A Case Study in SDK Design

I’ve recently updated my Gofor WinPhone7 application to use a newer version of the YellowAPI WP7 SDK, and to my surprise there were a number of drastic changes in the new version. It took a bit of time to convert to the newer SDK, and I took a few notes of things I thought were a bit off while I was doing it. Here’s a summary that can be used as a case study in SDK design.

I want to start off this post by saying the Yellow API guys are awesome. They have a simple and easy to use web service for location-based searches, a great developer program, and are generous sponsors of all our HackDays and HackREGINA events. The dev team responds quickly to requests via their @YellowAPI twitter account, and they’re more than willing to work with any developers to help them release applications. When I tweeted that I had a few concerns with the new SDK design, they responded quite quickly that they’d be willing to listen to feedback and work on it. So here’s my feedback :)


First off, and this was the biggest thing with me, was the lack of documentation both in the source code and on the website. The website doesn’t mention anything more than “Refactored code, now easier to use”, and doesn’t link to any sort of migration document. When you’re updating your SDK, one of the first things you should do is provide a “here’s the changes you need to make if you’re migrating from an earlier version”. This helps all your existing developer base make the move, without having to take random shots in the dark at what needs to change.

Something else that would’ve made it eaiser would be code-level comments. You know, the nifty intellisense notes you get when you’re filling in the parameters for a method or class? Those are the easiest and most accessable form of documentation you could have in an SDK as they’re always right there, telling the developer exactly what you expect for input. One example was the change to their FindBusinesses method. They went from a method that took a bunch of specific arguments, to something that just takes “what” and “where”. The what I can understand, but the where was just a string argument. To search at a specific city, you’d give the city name, but how do you pass coordinates? You actually need to look at their web serivces’ documentation and find out that coordinates need to be passed in a “cZ{long},{lat}” format. And I wasn’t even sure if that was the right way to do it until I tried it out. Having some level of inline comments, even if it was to just refer to the web service documentation, would’ve helped greatly.

3rd Party Requirements

The other major thing that kind of bothers me was the return type. Their SDK was refactored internally to use RestSharp for making web service calls. Which is a great library, and I highly recommend anyone who wants a better way to interact with restful web services to use. But, the YellowAPI SDK actually returns the RestResponse object from the RestSharp library. Now I have to learn what the heck a RestResponse object is and how I get data from it. This is a change from the previous SDK, where they returned typed objects representing the data and any error(s) that may have occured. I think returning a specific YellowAPI object rather than another 3rd party library’s object would be the preferred way of handling return values.
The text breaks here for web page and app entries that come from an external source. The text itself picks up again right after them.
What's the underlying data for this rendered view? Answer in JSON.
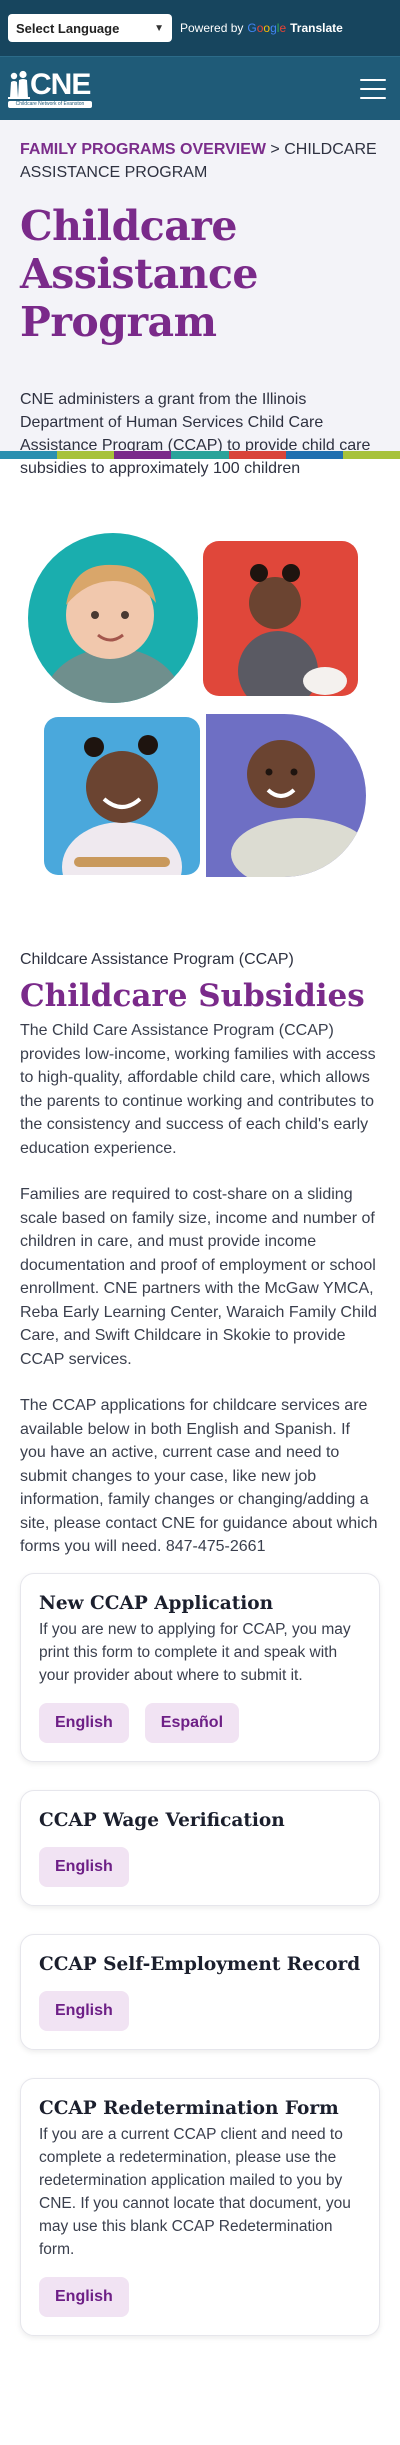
{
  "translate": {
    "select_label": "Select Language",
    "powered_by": "Powered by",
    "google_letters": [
      "G",
      "o",
      "o",
      "g",
      "l",
      "e"
    ],
    "google_colors": [
      "#4285f4",
      "#ea4335",
      "#fbbc05",
      "#4285f4",
      "#34a853",
      "#ea4335"
    ],
    "translate_word": "Translate"
  },
  "header": {
    "logo_text": "CNE",
    "logo_tagline": "Childcare Network of Evanston",
    "menu_icon": "hamburger-icon"
  },
  "hero": {
    "breadcrumb_link": "FAMILY PROGRAMS OVERVIEW",
    "breadcrumb_sep": " > ",
    "breadcrumb_current": "CHILDCARE ASSISTANCE PROGRAM",
    "title": "Childcare Assistance Program",
    "description": "CNE administers a grant from the Illinois Department of Human Services Child Care Assistance Program (CCAP) to provide child care subsidies to approximately 100 children"
  },
  "stripe_colors": [
    "#2a8fb0",
    "#a7c23a",
    "#7a2a8a",
    "#2aa39a",
    "#d9443a",
    "#1f6fb0",
    "#a7c23a"
  ],
  "photo_bg_colors": [
    "#1aaeae",
    "#e0473a",
    "#4aa8dc",
    "#6e6fc4"
  ],
  "content": {
    "eyebrow": "Childcare Assistance Program (CCAP)",
    "title": "Childcare Subsidies",
    "paragraphs": [
      "The Child Care Assistance Program (CCAP) provides low-income, working families with access to high-quality, affordable child care, which allows the parents to continue working and contributes to the consistency and success of each child's early education experience.",
      "Families are required to cost-share on a sliding scale based on family size, income and number of children in care, and must provide income documentation and proof of employment or school enrollment. CNE partners with the McGaw YMCA, Reba Early Learning Center, Waraich Family Child Care, and Swift Childcare in Skokie to provide CCAP services.",
      "The CCAP applications for childcare services are available below in both English and Spanish. If you have an active, current case and need to submit changes to your case, like new job information, family changes or changing/adding a site, please contact CNE for guidance about which forms you will need. 847-475-2661"
    ]
  },
  "forms": [
    {
      "title": "New CCAP Application",
      "text": "If you are new to applying for CCAP, you may print this form to complete it and speak with your provider about where to submit it.",
      "buttons": [
        "English",
        "Español"
      ]
    },
    {
      "title": "CCAP Wage Verification",
      "text": "",
      "buttons": [
        "English"
      ]
    },
    {
      "title": "CCAP Self-Employment Record",
      "text": "",
      "buttons": [
        "English"
      ]
    },
    {
      "title": "CCAP Redetermination Form",
      "text": "If you are a current CCAP client and need to complete a redetermination, please use the redetermination application mailed to you by CNE. If you cannot locate that document, you may use this blank CCAP Redetermination form.",
      "buttons": [
        "English"
      ]
    }
  ]
}
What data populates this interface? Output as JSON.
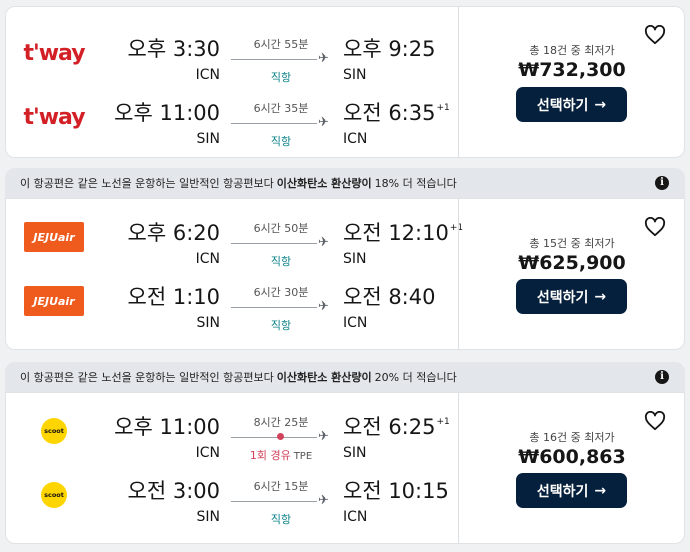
{
  "results": [
    {
      "banner": null,
      "legs": [
        {
          "logo": "t'way",
          "logo_style": "tway",
          "dep_time": "오후 3:30",
          "dep_code": "ICN",
          "duration": "6시간 55분",
          "stops": "직항",
          "stop_via": "",
          "arr_time": "오후 9:25",
          "arr_plus": "",
          "arr_code": "SIN"
        },
        {
          "logo": "t'way",
          "logo_style": "tway",
          "dep_time": "오후 11:00",
          "dep_code": "SIN",
          "duration": "6시간 35분",
          "stops": "직항",
          "stop_via": "",
          "arr_time": "오전 6:35",
          "arr_plus": "+1",
          "arr_code": "ICN"
        }
      ],
      "deals_text": "총 18건 중 최저가",
      "price": "₩732,300",
      "select_label": "선택하기",
      "favorite_icon": "heart-outline-icon"
    },
    {
      "banner": {
        "pre": "이 항공편은 같은 노선을 운항하는 일반적인 항공편보다",
        "bold": "이산화탄소 환산량이",
        "post": "18% 더 적습니다",
        "icon": "info-icon"
      },
      "legs": [
        {
          "logo": "JEJUair",
          "logo_style": "jeju",
          "dep_time": "오후 6:20",
          "dep_code": "ICN",
          "duration": "6시간 50분",
          "stops": "직항",
          "stop_via": "",
          "arr_time": "오전 12:10",
          "arr_plus": "+1",
          "arr_code": "SIN"
        },
        {
          "logo": "JEJUair",
          "logo_style": "jeju",
          "dep_time": "오전 1:10",
          "dep_code": "SIN",
          "duration": "6시간 30분",
          "stops": "직항",
          "stop_via": "",
          "arr_time": "오전 8:40",
          "arr_plus": "",
          "arr_code": "ICN"
        }
      ],
      "deals_text": "총 15건 중 최저가",
      "price": "₩625,900",
      "select_label": "선택하기",
      "favorite_icon": "heart-outline-icon"
    },
    {
      "banner": {
        "pre": "이 항공편은 같은 노선을 운항하는 일반적인 항공편보다",
        "bold": "이산화탄소 환산량이",
        "post": "20% 더 적습니다",
        "icon": "info-icon"
      },
      "legs": [
        {
          "logo": "scoot",
          "logo_style": "scoot",
          "dep_time": "오후 11:00",
          "dep_code": "ICN",
          "duration": "8시간 25분",
          "stops": "1회 경유",
          "stop_via": "TPE",
          "arr_time": "오전 6:25",
          "arr_plus": "+1",
          "arr_code": "SIN"
        },
        {
          "logo": "scoot",
          "logo_style": "scoot",
          "dep_time": "오전 3:00",
          "dep_code": "SIN",
          "duration": "6시간 15분",
          "stops": "직항",
          "stop_via": "",
          "arr_time": "오전 10:15",
          "arr_plus": "",
          "arr_code": "ICN"
        }
      ],
      "deals_text": "총 16건 중 최저가",
      "price": "₩600,863",
      "select_label": "선택하기",
      "favorite_icon": "heart-outline-icon"
    }
  ],
  "colors": {
    "button": "#05203c",
    "direct": "#0c838a",
    "stopover": "#d1435b",
    "tway": "#d31f26",
    "jeju": "#ef5a1d",
    "scoot": "#ffd500"
  }
}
Non-intuitive Names

Another change that was a bit of a switch was the way a YellowAPI service object is created. Before, they were using a static class on which you’d set your app key, password, and other properties and then call methods against directly. Now they have an abstract class and concrete implementation with a constructor that takes those credential arguments. I do agree with the switch away from a static class, as that helps with being able to mock out and test your code (although an interface instead of an abstract class might’ve been better). I would’ve liked some documentation on the change in how you provide your credentials however. Also, the concrete class is called YellowAPIImpl, which is a pretty awkward class name, and I probably would’ve had to go searching for it if it wasn’t for resharper. Overall not big changes for an intermediate developer, but for any beginners it might be too confusing and create a road block preventing new people from using the SDK.

All in all the SDK still works, and it comes with a sample project when you download it to give you a good idea of how it can be used in an application, but there are definitely a few things that could be improved upon. Most of these relate to having documentation available, and lowering the required understanding to use the SDK. I shouldn’t have to go exploring if I just want to fool around with an SDK, it should be as accessable as possible.